OSLO, Norway (Caasimada Online) – In a groundbreaking moment for Norwegian politics, Marian Hussein, a Somali-born refugee, was elected as the deputy leader of the Socialist Left Party (SV), defeating the pre-vote favorite, Lars Haltbrekken, during the party’s national convention.
Hussein garnered 114 votes, while Haltbrekken received 101.
The triumph came as a pleasant surprise for Hussein, who had modest expectations. In an interview with NRK, she expressed her gratitude, saying, “It’s overwhelming.
It’s an enormous trust that I’m excited to manage on behalf of the community.”
Hussein arrived in Norway as a 10-year-old refugee from Somalia. Before entering politics, she worked in the healthcare sector and at the Norwegian Labour and Welfare Administration (NAV).
Elected to the Parliament in 2021, she represents Oslo and serves as SV’s spokesperson for health policies.
During the convention, Hussein emphasized her healthcare sector experience and minority background. She stated, “In politics, there are not many who look like me or have lived a life like mine.”
As a 36-year-old healthcare policy advocate with a background in nursing, Hussein’s presence in the party’s leadership is expected to boost diversity.
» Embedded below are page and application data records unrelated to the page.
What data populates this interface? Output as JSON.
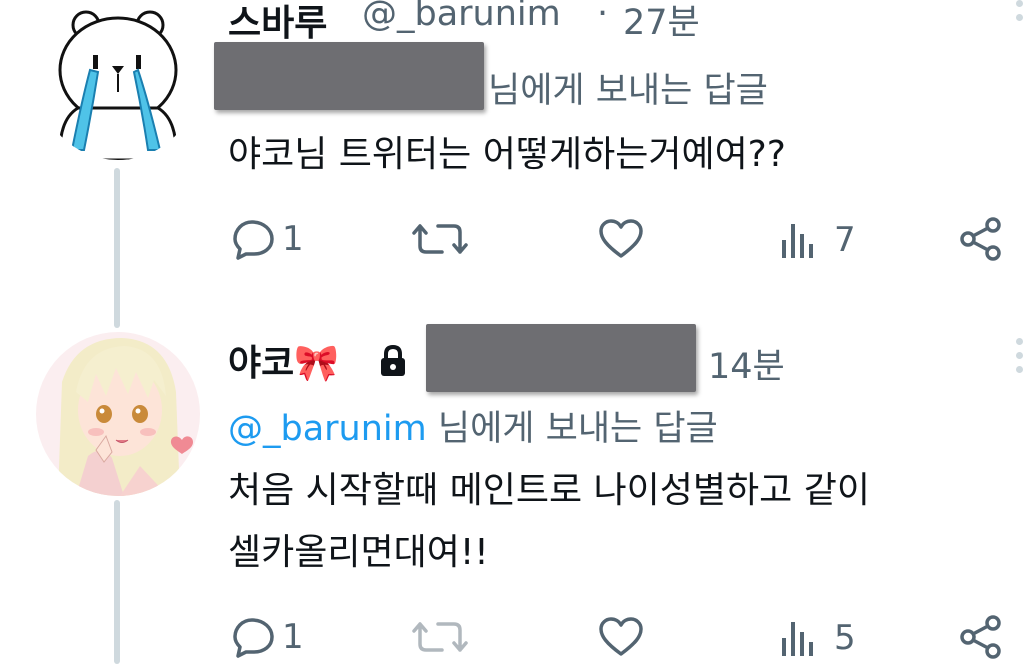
{
  "tweets": [
    {
      "name": "스바루",
      "handle": "@_barunim",
      "separator": "·",
      "time": "27분",
      "reply_to_suffix": "님에게 보내는 답글",
      "text": "야코님 트위터는 어떻게하는거예여??",
      "actions": {
        "reply_count": "1",
        "retweet_count": "",
        "like_count": "",
        "views_count": "7"
      }
    },
    {
      "name": "야코🎀",
      "time": "14분",
      "reply_to_mention": "@_barunim",
      "reply_to_suffix": "님에게 보내는 답글",
      "text_lines": [
        "처음 시작할때 메인트로 나이성별하고 같이",
        "셀카올리면대여!!"
      ],
      "actions": {
        "reply_count": "1",
        "retweet_count": "",
        "like_count": "",
        "views_count": "5"
      }
    }
  ],
  "icons": [
    "reply-icon",
    "retweet-icon",
    "like-icon",
    "views-icon",
    "share-icon",
    "lock-icon",
    "more-icon"
  ],
  "colors": {
    "text": "#0f1419",
    "secondary": "#536471",
    "mention": "#1d9bf0",
    "thread_line": "#cfd9de",
    "redaction": "#6e6e72"
  }
}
She is the first Norwegian MP of African descent and the first to wear a hijab.
Hussein hopes her ascent in politics will inspire and motivate young people from diverse backgrounds to participate in Norway’s democracy.
She asserts, “I think it will encourage more people to join our democracy and remember that Norway is a democracy that works, and we all must participate, both in elections and by organizing ourselves.”
Kirsti Bergstø, a 41-year-old social policy advocate from Nesseby, Øst-Finnmark, was also elected as the new party leader during the convention.
She succeeds Audun Lysbakken, who held the position for eleven years.
Bergstø emphasized her commitment to change in her speech, saying, “I will do everything I can to ensure the change that people need in their lives now.”
Despite the lack of a dedicated climate policy specialist in the new leadership trio, she also expressed confidence in the party’s continued commitment to a green and just transition.
Lars Haltbrekken, the 52-year-old former leader of both the Nature and Youth and the Norwegian Society for the Conservation of Nature organizations, highlighted his long-standing commitment to climate and environmental issues during the convention.
He stressed the importance of renewable energy, nature conservation, and indigenous rights while firmly opposing human rights violations.
Despite losing the deputy leadership election, Haltbrekken’s experience and dedication to environmental issues will continue to be an asset to the party.
The newly-elected leadership faces the challenge of the upcoming local elections. Bergstø is determined to start the “real work” of securing red and green majorities across Norway.
As the Socialist Left Party enters a new era with a diverse and determined leadership, the future of Norwegian politics can gain from the inclusion and representation of different voices and perspectives.